I’ve just come from a presentation about the Stuxnet virus presented at the Virus Bulletin 2010 conference. I’m not in the best of moods. The presentation was little more than Security Theatre by a vendor who really ought to know better.
Let me admit that the analysts in the security team of the vendor concerned have done a sterling job in making sense of the arcane PLC code inside Stuxnet. PLC stands for Programmable Logic Controller, a specialised sort of industrial control computer widely used in environments such as industrial plants and factories to regulate and operate machinery.
The PLCs targeted by Stuxnet are programmed using Windows-based development software called Step 7. You write your PLC code in the Step 7 application, compile it, and download it to the PLC device. You can later suck code and data back from the PLC, using the same connector cable and software.
Stuxnet reconfigures your Step 7 setup so that downloads to, and uploads from, the PLC pass through a malicious DLL, installed by the virus. This DLL acts as a sort of rootkit: it quietly injects malicious PLC code into downloaded data blocks, and removes that same malicious code from data blocks which are read back in.
The VB2010 Stuxnet Security Theatre presentation used this rootkittery in a proof-of-concept “demo” of PLC malware. Clever demo: the downloaded code inflated a balloon for three seconds. Then the rootkit was activated and the same PLC code re-downloaded. But the rootkit silently tweaked the PLC code so that the 3-second limit was not imposed. This time…

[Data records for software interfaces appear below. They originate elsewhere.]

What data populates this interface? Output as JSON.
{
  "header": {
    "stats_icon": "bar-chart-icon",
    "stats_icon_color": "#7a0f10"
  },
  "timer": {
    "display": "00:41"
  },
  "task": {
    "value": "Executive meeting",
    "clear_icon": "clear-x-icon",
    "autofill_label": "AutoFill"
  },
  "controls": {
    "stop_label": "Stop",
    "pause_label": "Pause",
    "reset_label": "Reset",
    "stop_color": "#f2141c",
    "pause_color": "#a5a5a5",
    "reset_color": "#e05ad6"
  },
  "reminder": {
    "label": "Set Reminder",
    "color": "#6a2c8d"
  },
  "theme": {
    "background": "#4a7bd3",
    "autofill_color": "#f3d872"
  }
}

…the balloon inflated for five or six seconds. And then (can you tell what happens next?) the BALLOON ACTUALLY BURST!
We were then invited to imagine this same sort of misbehaviour translated to an oil pipeline. Nice segue.
Then, to conclude, we were shown a graph of known active infections. The vast majority were from Iranian IP numbers. And we were told that the string 19790509 appears in the malware, and that this represents a date. Finally, we were told that on this date, according to a well-known search engine, Jewish businessman Habib Elghanian was executed in Iran.

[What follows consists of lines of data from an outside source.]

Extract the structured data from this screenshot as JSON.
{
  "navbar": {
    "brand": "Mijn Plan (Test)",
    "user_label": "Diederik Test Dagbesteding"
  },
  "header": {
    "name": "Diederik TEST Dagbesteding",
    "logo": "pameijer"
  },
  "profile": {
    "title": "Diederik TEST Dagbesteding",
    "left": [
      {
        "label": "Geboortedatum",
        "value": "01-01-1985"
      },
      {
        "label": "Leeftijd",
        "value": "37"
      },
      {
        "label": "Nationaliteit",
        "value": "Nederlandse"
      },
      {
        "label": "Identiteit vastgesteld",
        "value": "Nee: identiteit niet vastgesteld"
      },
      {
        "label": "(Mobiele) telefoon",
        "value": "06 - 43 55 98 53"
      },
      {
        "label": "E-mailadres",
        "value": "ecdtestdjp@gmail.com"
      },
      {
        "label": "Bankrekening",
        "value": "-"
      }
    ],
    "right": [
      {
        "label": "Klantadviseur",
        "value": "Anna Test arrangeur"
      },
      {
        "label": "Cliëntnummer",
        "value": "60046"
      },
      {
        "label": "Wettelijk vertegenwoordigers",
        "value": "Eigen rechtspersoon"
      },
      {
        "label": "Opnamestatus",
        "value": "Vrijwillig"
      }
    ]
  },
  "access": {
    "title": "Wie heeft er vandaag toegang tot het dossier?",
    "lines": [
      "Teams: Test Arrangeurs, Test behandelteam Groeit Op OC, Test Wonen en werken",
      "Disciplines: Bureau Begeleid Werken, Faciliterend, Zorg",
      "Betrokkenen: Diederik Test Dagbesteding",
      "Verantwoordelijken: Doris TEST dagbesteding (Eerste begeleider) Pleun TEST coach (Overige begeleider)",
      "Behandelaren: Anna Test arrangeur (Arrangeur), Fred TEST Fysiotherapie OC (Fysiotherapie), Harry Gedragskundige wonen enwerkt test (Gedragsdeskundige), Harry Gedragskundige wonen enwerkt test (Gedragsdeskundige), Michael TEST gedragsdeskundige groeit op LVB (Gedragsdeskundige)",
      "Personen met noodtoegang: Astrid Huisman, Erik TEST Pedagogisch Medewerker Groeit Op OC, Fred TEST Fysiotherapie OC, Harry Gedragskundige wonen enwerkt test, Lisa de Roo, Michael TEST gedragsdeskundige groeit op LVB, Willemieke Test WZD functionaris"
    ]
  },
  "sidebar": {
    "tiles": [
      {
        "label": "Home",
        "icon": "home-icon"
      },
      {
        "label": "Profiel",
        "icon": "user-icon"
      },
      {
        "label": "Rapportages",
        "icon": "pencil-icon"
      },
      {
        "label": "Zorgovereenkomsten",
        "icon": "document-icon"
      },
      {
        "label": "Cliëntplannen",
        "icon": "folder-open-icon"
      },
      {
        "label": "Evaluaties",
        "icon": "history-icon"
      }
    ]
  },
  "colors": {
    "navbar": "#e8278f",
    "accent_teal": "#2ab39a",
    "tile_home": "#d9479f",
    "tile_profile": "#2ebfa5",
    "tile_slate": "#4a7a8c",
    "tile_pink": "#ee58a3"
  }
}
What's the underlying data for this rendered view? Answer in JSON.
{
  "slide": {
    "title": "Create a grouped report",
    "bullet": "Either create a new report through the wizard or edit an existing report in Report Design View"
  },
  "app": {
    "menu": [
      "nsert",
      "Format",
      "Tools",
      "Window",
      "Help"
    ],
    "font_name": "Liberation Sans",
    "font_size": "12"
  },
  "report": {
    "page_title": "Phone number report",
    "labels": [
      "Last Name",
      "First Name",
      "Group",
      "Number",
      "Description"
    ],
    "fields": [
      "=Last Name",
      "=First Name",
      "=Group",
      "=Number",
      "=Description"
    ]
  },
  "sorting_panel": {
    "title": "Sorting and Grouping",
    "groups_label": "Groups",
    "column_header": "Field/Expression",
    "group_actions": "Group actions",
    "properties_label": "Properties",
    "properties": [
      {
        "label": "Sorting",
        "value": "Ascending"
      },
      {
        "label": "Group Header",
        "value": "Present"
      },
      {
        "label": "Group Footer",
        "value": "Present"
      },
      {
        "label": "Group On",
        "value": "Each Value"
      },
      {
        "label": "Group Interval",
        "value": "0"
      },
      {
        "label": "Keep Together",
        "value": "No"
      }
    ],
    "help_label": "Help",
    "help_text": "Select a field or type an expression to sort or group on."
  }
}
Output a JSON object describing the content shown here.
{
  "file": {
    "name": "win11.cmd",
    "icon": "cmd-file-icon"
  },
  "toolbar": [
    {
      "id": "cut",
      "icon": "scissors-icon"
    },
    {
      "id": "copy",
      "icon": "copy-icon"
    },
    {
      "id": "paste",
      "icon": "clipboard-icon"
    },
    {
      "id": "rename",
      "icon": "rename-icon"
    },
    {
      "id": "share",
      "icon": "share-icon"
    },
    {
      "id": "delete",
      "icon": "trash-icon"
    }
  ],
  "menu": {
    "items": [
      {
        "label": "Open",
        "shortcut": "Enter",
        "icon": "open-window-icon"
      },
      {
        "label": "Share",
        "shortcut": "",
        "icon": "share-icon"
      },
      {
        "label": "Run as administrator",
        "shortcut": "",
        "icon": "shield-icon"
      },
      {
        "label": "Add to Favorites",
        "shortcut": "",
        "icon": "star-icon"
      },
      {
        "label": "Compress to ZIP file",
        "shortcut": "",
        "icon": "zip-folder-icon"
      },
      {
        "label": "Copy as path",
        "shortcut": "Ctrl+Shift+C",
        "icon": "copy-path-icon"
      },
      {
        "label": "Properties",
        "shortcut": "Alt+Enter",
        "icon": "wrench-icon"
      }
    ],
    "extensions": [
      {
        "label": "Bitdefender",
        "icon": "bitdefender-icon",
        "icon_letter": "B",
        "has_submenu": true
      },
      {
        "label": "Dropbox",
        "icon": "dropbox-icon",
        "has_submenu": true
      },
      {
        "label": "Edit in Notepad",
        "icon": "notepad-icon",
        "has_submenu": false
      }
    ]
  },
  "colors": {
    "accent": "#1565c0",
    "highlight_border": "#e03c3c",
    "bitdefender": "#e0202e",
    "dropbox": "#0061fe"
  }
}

But this same security vendor has also published information telling a very different story, with India and Indonesia accounting for 72% of systems on which Stuxnet was blocked. (Iran came in third here, at 20%)

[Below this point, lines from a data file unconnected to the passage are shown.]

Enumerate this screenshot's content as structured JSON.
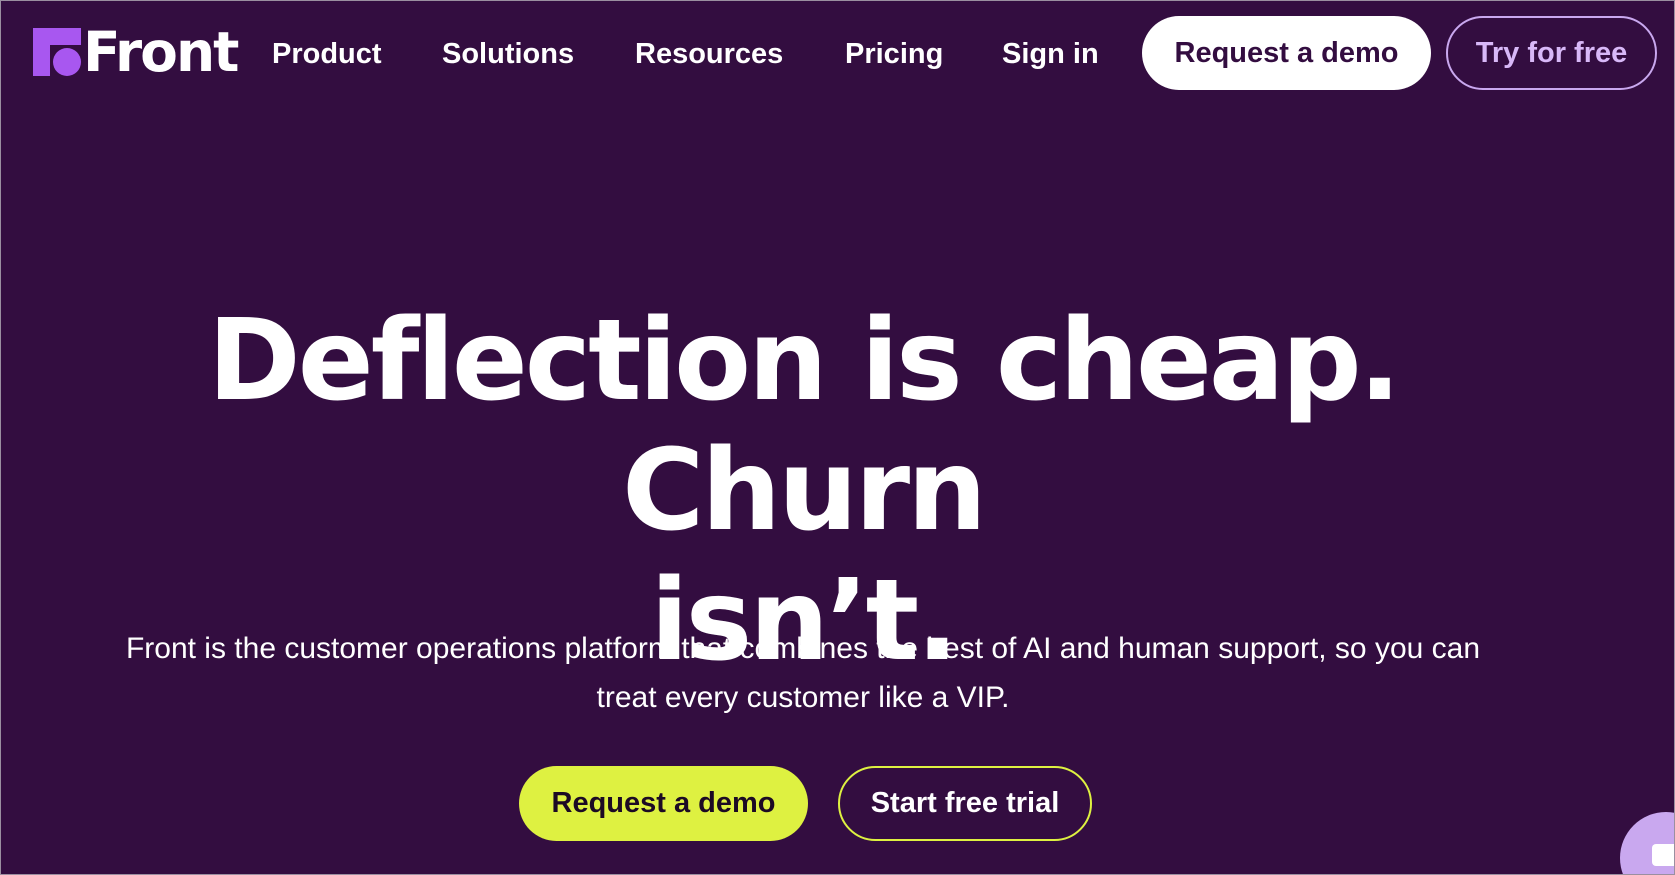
{
  "header": {
    "logo_text": "Front",
    "nav": [
      {
        "label": "Product"
      },
      {
        "label": "Solutions"
      },
      {
        "label": "Resources"
      },
      {
        "label": "Pricing"
      },
      {
        "label": "Sign in"
      }
    ],
    "request_demo_label": "Request a demo",
    "try_free_label": "Try for free"
  },
  "hero": {
    "title_line1": "Deflection is cheap. Churn",
    "title_line2": "isn’t.",
    "subtitle_line1": "Front is the customer operations platform that combines the best of AI and human support, so you can",
    "subtitle_line2": "treat every customer like a VIP.",
    "primary_cta": "Request a demo",
    "secondary_cta": "Start free trial"
  },
  "colors": {
    "background": "#330d40",
    "brand_purple": "#a857f0",
    "accent_lime": "#def141",
    "lavender": "#c9a8ef"
  },
  "icons": {
    "logo": "front-logo-icon",
    "chat": "chat-icon"
  }
}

Perhaps, then, Stuxnet targets countries with names beginning with “I”. Residents of the Isle of Man, watch out!
Perhaps, even more reasonably, these figures tell us nothing more than that Iranians aren’t very proactive with anti-virus precautions.
Given that this presentation was conducted in front of the cameras of the BBC, I would greatly have preferred the presenter to remind us of this potential conclusion, which teaches us that what we do (or don’t do) in respect of security on our own computers ends up affecting all of us.
A cybercriminal injury to one is an injury to all!